In Prison Work Right Livelihood?
Updated: May 26, 2020
POF facilitator Sherrin Fitzer’s latest article explores the question of the concept of right livelihood in relation to working in prisons. The following is an excerpt from “Working in a Prison: Right Livelihood or Quilt of Lies?” in The Tattooed Buddha:

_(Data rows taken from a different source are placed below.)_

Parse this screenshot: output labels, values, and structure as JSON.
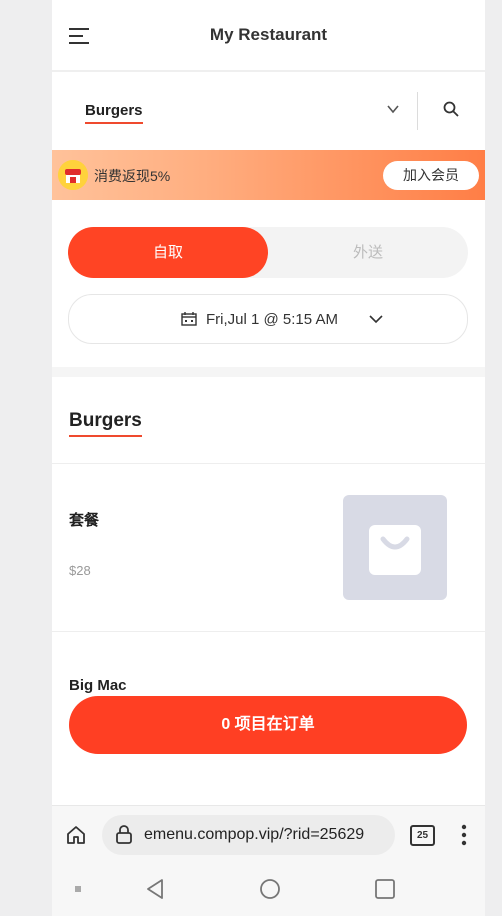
{
  "header": {
    "title": "My Restaurant",
    "menu_icon": "hamburger-menu-icon"
  },
  "category_bar": {
    "selected": "Burgers",
    "chevron_icon": "chevron-down-icon",
    "search_icon": "search-icon"
  },
  "promo": {
    "text": "消费返现5%",
    "button_label": "加入会员",
    "icon": "shop-icon"
  },
  "order_mode": {
    "active": "自取",
    "inactive": "外送"
  },
  "pickup_time": {
    "value": "Fri,Jul 1 @ 5:15 AM",
    "icon": "calendar-icon"
  },
  "menu_section": {
    "title": "Burgers",
    "items": [
      {
        "name": "套餐",
        "price": "$28",
        "image_icon": "shopping-bag-icon"
      },
      {
        "name": "Big Mac"
      }
    ]
  },
  "cart": {
    "label": "0 项目在订单"
  },
  "browser": {
    "url": "emenu.compop.vip/?rid=25629",
    "tab_count": "25"
  },
  "colors": {
    "accent": "#ff4424",
    "promo_gradient_start": "#ffc29a",
    "promo_gradient_end": "#ff7e46"
  }
}
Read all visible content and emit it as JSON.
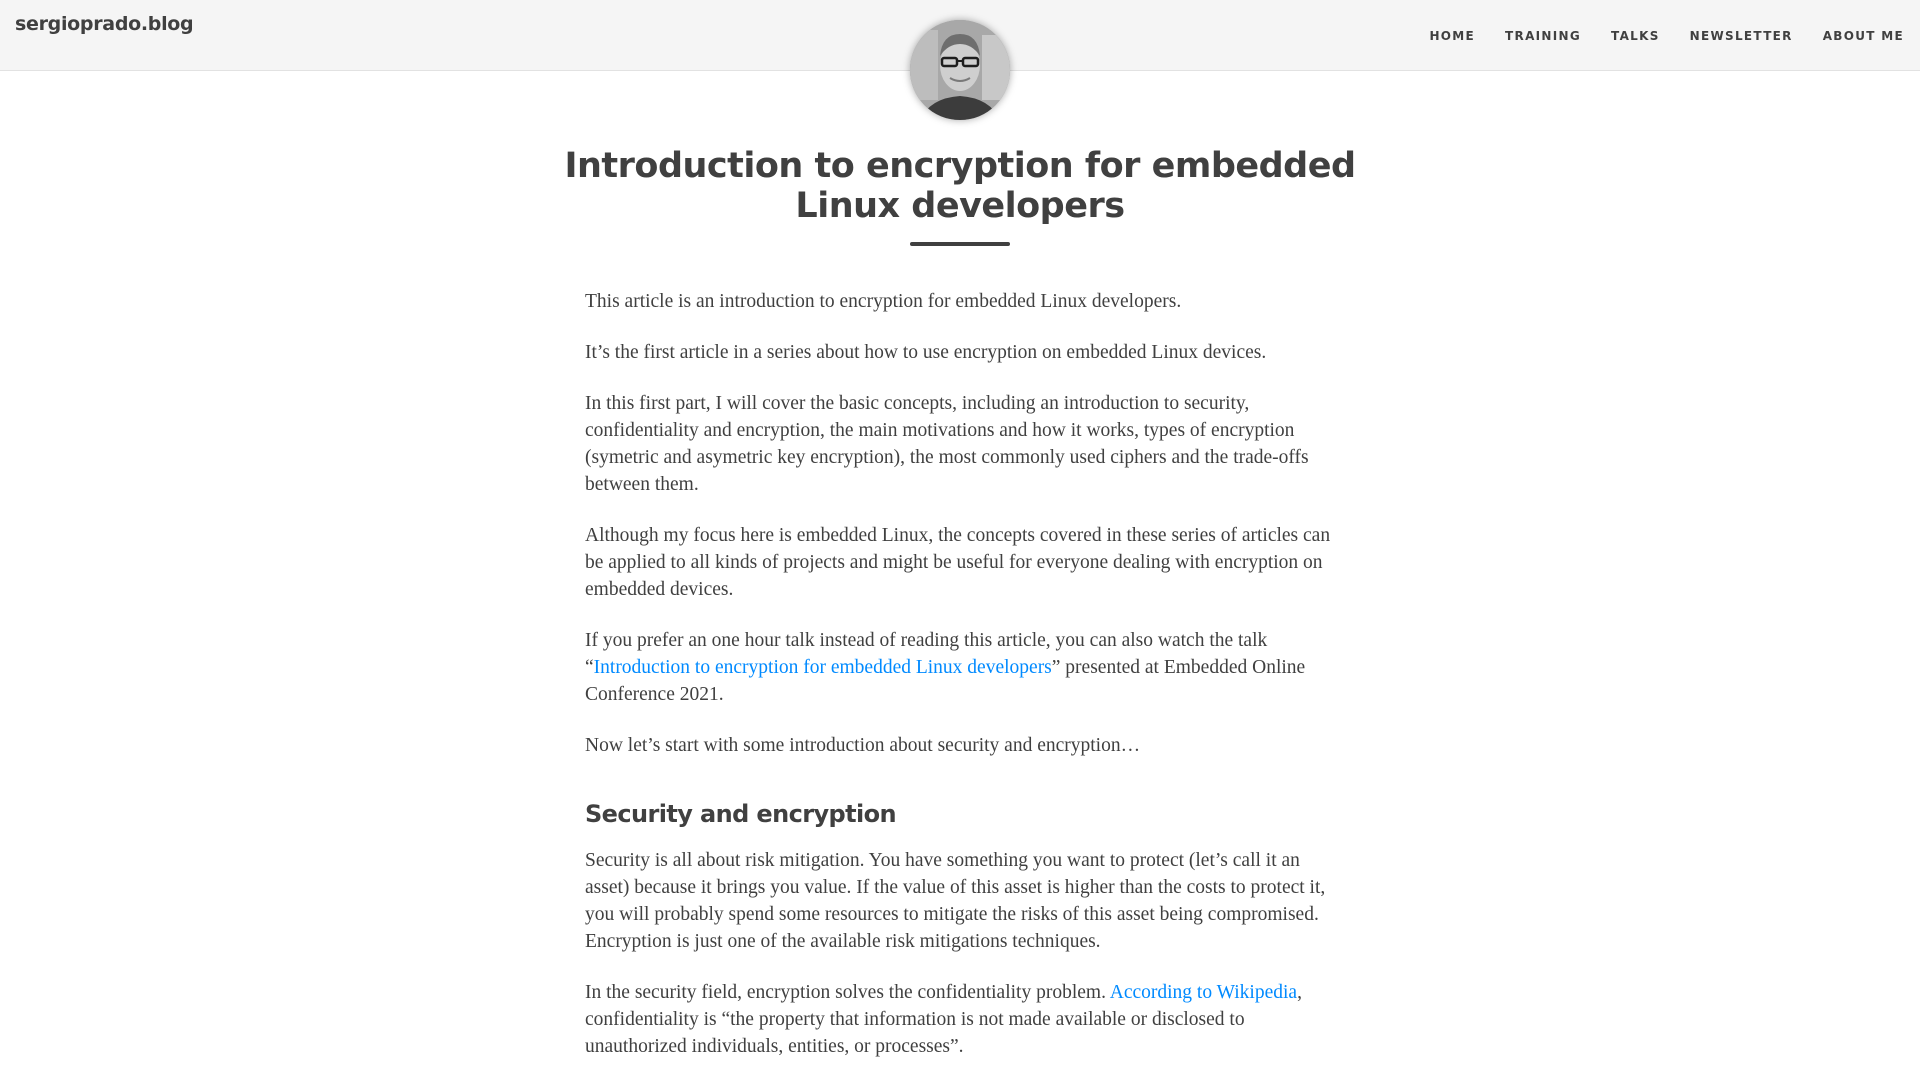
{
  "header": {
    "brand": "sergioprado.blog",
    "nav": [
      {
        "label": "Home"
      },
      {
        "label": "Training"
      },
      {
        "label": "Talks"
      },
      {
        "label": "Newsletter"
      },
      {
        "label": "About Me"
      }
    ]
  },
  "avatar": {
    "alt": "Author avatar"
  },
  "post": {
    "title": "Introduction to encryption for embedded Linux developers",
    "paragraphs_intro": [
      [
        {
          "text": "This article is an introduction to encryption for embedded Linux developers."
        }
      ],
      [
        {
          "text": "It’s the first article in a series about how to use encryption on embedded Linux devices."
        }
      ],
      [
        {
          "text": "In this first part, I will cover the basic concepts, including an introduction to security, confidentiality and encryption, the main motivations and how it works, types of encryption (symetric and asymetric key encryption), the most commonly used ciphers and the trade-offs between them."
        }
      ],
      [
        {
          "text": "Although my focus here is embedded Linux, the concepts covered in these series of articles can be applied to all kinds of projects and might be useful for everyone dealing with encryption on embedded devices."
        }
      ],
      [
        {
          "text": "If you prefer an one hour talk instead of reading this article, you can also watch the talk “"
        },
        {
          "text": "Introduction to encryption for embedded Linux developers",
          "link": true
        },
        {
          "text": "” presented at Embedded Online Conference 2021."
        }
      ],
      [
        {
          "text": "Now let’s start with some introduction about security and encryption…"
        }
      ]
    ],
    "section_heading": "Security and encryption",
    "paragraphs_section": [
      [
        {
          "text": "Security is all about risk mitigation. You have something you want to protect (let’s call it an asset) because it brings you value. If the value of this asset is higher than the costs to protect it, you will probably spend some resources to mitigate the risks of this asset being compromised. Encryption is just one of the available risk mitigations techniques."
        }
      ],
      [
        {
          "text": "In the security field, encryption solves the confidentiality problem. "
        },
        {
          "text": "According to Wikipedia",
          "link": true
        },
        {
          "text": ", confidentiality is “the property that information is not made available or disclosed to unauthorized individuals, entities, or processes”."
        }
      ]
    ]
  },
  "colors": {
    "text": "#404040",
    "link": "#008aff",
    "header_bg": "#f5f5f5"
  }
}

As my spiritual beliefs moved further to the east I thought about my work in connection with right livelihood, one of Buddhism’s Noble Eightfold Path. Is working in a prison an occupation that does not cause unnecessary harm to other living things? I would say that prison does cause unnecessary harm to the people incarcerated. Even if you believe that a person deserves to be incarcerated in addition to the sentence imposed by the judge, additional harm often occurs. The officers may be rude and disrespectful. The medical care may not be adequate. There may be little to no rehabilitation available. Women may not be able to see their children. So I ask myself do I/should I take the responsibility for that and I ask, “Am I myself causing unnecessary harm to the women who I work with?” I hope that I do not cause harm to the women I work with. I try to ease pain and do good. If I did not work for a prison I would work toward prison abolition and/or prison reform (there is a compromise of my beliefs). If I no longer had my job because fewer women were being sentenced to prison, I would be happy. I could live with that.
Read the full article here.